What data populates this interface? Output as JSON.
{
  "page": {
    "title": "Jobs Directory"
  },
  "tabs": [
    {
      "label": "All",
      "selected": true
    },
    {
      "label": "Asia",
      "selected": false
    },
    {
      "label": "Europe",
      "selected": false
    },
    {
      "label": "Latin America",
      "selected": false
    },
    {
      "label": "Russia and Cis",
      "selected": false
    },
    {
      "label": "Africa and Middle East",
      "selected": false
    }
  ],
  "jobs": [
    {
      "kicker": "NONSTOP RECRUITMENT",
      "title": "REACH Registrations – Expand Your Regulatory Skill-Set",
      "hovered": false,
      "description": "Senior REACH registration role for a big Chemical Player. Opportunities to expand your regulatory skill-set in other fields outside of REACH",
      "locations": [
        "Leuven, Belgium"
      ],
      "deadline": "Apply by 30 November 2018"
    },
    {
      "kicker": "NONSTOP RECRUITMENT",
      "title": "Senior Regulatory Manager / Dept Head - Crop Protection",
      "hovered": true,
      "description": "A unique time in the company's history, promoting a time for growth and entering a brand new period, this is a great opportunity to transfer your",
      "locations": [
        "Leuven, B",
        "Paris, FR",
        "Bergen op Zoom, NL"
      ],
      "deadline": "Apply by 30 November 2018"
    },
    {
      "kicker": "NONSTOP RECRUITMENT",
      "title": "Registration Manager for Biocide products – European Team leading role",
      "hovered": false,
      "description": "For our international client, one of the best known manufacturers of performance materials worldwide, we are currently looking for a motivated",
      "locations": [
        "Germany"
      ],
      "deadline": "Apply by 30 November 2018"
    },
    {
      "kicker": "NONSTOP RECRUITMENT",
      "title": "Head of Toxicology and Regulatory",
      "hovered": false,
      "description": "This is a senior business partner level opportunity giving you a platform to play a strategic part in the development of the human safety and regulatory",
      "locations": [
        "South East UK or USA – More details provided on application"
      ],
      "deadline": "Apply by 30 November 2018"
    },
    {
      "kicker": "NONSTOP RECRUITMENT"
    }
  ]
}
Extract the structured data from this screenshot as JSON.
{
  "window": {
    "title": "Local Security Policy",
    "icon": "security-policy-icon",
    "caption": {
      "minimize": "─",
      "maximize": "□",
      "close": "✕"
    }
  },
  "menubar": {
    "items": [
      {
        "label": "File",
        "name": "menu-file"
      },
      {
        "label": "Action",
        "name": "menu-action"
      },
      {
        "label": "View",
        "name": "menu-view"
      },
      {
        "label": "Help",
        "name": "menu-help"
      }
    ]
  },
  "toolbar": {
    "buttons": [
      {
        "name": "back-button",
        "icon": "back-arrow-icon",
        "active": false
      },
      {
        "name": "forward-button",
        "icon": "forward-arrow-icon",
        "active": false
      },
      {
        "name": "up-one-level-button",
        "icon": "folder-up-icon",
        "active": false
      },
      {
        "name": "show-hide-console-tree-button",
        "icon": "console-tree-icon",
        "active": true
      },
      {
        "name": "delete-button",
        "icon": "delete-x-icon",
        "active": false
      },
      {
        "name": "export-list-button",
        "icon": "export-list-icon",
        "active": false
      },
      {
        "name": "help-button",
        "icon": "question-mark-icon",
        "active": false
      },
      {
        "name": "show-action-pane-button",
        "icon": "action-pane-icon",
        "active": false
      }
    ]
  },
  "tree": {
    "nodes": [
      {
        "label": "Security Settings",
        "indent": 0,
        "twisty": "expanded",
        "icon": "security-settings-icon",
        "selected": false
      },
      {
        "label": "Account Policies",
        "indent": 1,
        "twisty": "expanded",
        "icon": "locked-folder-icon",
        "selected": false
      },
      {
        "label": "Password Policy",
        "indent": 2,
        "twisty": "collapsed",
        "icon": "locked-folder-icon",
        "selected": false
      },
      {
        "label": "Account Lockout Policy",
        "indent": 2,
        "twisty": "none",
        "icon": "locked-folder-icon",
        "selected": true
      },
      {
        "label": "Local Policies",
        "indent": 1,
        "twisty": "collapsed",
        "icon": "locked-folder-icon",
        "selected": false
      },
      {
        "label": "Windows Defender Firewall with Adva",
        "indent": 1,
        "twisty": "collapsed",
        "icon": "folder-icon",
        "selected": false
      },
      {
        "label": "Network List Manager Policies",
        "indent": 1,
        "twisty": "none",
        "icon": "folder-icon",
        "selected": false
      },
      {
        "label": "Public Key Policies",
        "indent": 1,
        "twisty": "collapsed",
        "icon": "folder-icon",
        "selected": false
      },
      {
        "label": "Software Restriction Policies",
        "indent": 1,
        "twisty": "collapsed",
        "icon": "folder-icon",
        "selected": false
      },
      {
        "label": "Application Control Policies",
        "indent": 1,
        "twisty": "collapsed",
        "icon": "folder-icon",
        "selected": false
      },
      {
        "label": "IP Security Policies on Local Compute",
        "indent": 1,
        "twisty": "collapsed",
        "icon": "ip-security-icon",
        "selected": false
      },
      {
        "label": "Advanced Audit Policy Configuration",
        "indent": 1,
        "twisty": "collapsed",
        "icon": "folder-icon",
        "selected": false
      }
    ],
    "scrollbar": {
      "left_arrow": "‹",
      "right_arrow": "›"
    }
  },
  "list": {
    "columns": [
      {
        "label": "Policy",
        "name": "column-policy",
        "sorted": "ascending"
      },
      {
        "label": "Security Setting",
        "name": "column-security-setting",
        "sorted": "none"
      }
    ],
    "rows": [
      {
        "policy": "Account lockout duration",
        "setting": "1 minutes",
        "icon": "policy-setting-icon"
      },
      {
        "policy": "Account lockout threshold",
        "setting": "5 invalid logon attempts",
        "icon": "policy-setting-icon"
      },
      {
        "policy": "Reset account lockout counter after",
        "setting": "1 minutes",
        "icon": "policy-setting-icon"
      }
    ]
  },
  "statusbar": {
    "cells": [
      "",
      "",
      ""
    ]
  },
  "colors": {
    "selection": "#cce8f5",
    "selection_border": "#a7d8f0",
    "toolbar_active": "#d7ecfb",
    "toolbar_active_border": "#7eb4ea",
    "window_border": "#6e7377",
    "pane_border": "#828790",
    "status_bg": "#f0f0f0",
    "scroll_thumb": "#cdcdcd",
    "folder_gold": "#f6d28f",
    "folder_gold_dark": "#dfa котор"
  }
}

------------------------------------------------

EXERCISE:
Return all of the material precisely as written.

TASK SOLUTION:
What data populates this interface? Output as JSON.
{
  "page": {
    "title": "Jobs Directory"
  },
  "tabs": [
    {
      "label": "All",
      "selected": true
    },
    {
      "label": "Asia",
      "selected": false
    },
    {
      "label": "Europe",
      "selected": false
    },
    {
      "label": "Latin America",
      "selected": false
    },
    {
      "label": "Russia and Cis",
      "selected": false
    },
    {
      "label": "Africa and Middle East",
      "selected": false
    }
  ],
  "jobs": [
    {
      "kicker": "NONSTOP RECRUITMENT",
      "title": "REACH Registrations – Expand Your Regulatory Skill-Set",
      "hovered": false,
      "description": "Senior REACH registration role for a big Chemical Player. Opportunities to expand your regulatory skill-set in other fields outside of REACH",
      "locations": [
        "Leuven, Belgium"
      ],
      "deadline": "Apply by 30 November 2018"
    },
    {
      "kicker": "NONSTOP RECRUITMENT",
      "title": "Senior Regulatory Manager / Dept Head - Crop Protection",
      "hovered": true,
      "description": "A unique time in the company's history, promoting a time for growth and entering a brand new period, this is a great opportunity to transfer your",
      "locations": [
        "Leuven, B",
        "Paris, FR",
        "Bergen op Zoom, NL"
      ],
      "deadline": "Apply by 30 November 2018"
    },
    {
      "kicker": "NONSTOP RECRUITMENT",
      "title": "Registration Manager for Biocide products – European Team leading role",
      "hovered": false,
      "description": "For our international client, one of the best known manufacturers of performance materials worldwide, we are currently looking for a motivated",
      "locations": [
        "Germany"
      ],
      "deadline": "Apply by 30 November 2018"
    },
    {
      "kicker": "NONSTOP RECRUITMENT",
      "title": "Head of Toxicology and Regulatory",
      "hovered": false,
      "description": "This is a senior business partner level opportunity giving you a platform to play a strategic part in the development of the human safety and regulatory",
      "locations": [
        "South East UK or USA – More details provided on application"
      ],
      "deadline": "Apply by 30 November 2018"
    },
    {
      "kicker": "NONSTOP RECRUITMENT"
    }
  ]
}
Extract the structured data from this screenshot as JSON.
{
  "window": {
    "title": "Local Security Policy",
    "icon": "security-policy-icon",
    "caption": {
      "minimize": "─",
      "maximize": "□",
      "close": "✕"
    }
  },
  "menubar": {
    "items": [
      {
        "label": "File",
        "name": "menu-file"
      },
      {
        "label": "Action",
        "name": "menu-action"
      },
      {
        "label": "View",
        "name": "menu-view"
      },
      {
        "label": "Help",
        "name": "menu-help"
      }
    ]
  },
  "toolbar": {
    "buttons": [
      {
        "name": "back-button",
        "icon": "back-arrow-icon",
        "active": false
      },
      {
        "name": "forward-button",
        "icon": "forward-arrow-icon",
        "active": false
      },
      {
        "name": "up-one-level-button",
        "icon": "folder-up-icon",
        "active": false
      },
      {
        "name": "show-hide-console-tree-button",
        "icon": "console-tree-icon",
        "active": true
      },
      {
        "name": "delete-button",
        "icon": "delete-x-icon",
        "active": false
      },
      {
        "name": "export-list-button",
        "icon": "export-list-icon",
        "active": false
      },
      {
        "name": "help-button",
        "icon": "question-mark-icon",
        "active": false
      },
      {
        "name": "show-action-pane-button",
        "icon": "action-pane-icon",
        "active": false
      }
    ]
  },
  "tree": {
    "nodes": [
      {
        "label": "Security Settings",
        "indent": 0,
        "twisty": "expanded",
        "icon": "security-settings-icon",
        "selected": false
      },
      {
        "label": "Account Policies",
        "indent": 1,
        "twisty": "expanded",
        "icon": "locked-folder-icon",
        "selected": false
      },
      {
        "label": "Password Policy",
        "indent": 2,
        "twisty": "collapsed",
        "icon": "locked-folder-icon",
        "selected": false
      },
      {
        "label": "Account Lockout Policy",
        "indent": 2,
        "twisty": "none",
        "icon": "locked-folder-icon",
        "selected": true
      },
      {
        "label": "Local Policies",
        "indent": 1,
        "twisty": "collapsed",
        "icon": "locked-folder-icon",
        "selected": false
      },
      {
        "label": "Windows Defender Firewall with Adva",
        "indent": 1,
        "twisty": "collapsed",
        "icon": "folder-icon",
        "selected": false
      },
      {
        "label": "Network List Manager Policies",
        "indent": 1,
        "twisty": "none",
        "icon": "folder-icon",
        "selected": false
      },
      {
        "label": "Public Key Policies",
        "indent": 1,
        "twisty": "collapsed",
        "icon": "folder-icon",
        "selected": false
      },
      {
        "label": "Software Restriction Policies",
        "indent": 1,
        "twisty": "collapsed",
        "icon": "folder-icon",
        "selected": false
      },
      {
        "label": "Application Control Policies",
        "indent": 1,
        "twisty": "collapsed",
        "icon": "folder-icon",
        "selected": false
      },
      {
        "label": "IP Security Policies on Local Compute",
        "indent": 1,
        "twisty": "collapsed",
        "icon": "ip-security-icon",
        "selected": false
      },
      {
        "label": "Advanced Audit Policy Configuration",
        "indent": 1,
        "twisty": "collapsed",
        "icon": "folder-icon",
        "selected": false
      }
    ],
    "scrollbar": {
      "left_arrow": "‹",
      "right_arrow": "›"
    }
  },
  "list": {
    "columns": [
      {
        "label": "Policy",
        "name": "column-policy",
        "sorted": "ascending"
      },
      {
        "label": "Security Setting",
        "name": "column-security-setting",
        "sorted": "none"
      }
    ],
    "rows": [
      {
        "policy": "Account lockout duration",
        "setting": "1 minutes",
        "icon": "policy-setting-icon"
      },
      {
        "policy": "Account lockout threshold",
        "setting": "5 invalid logon attempts",
        "icon": "policy-setting-icon"
      },
      {
        "policy": "Reset account lockout counter after",
        "setting": "1 minutes",
        "icon": "policy-setting-icon"
      }
    ]
  },
  "statusbar": {
    "cells": [
      "",
      "",
      ""
    ]
  },
  "colors": {
    "selection": "#cce8f5",
    "selection_border": "#a7d8f0",
    "toolbar_active": "#d7ecfb",
    "toolbar_active_border": "#7eb4ea",
    "window_border": "#6e7377",
    "pane_border": "#828790",
    "status_bg": "#f0f0f0",
    "scroll_thumb": "#cdcdcd",
    "folder_gold": "#f6d28f",
    "folder_gold_dark": "#dfa котор"
  }
}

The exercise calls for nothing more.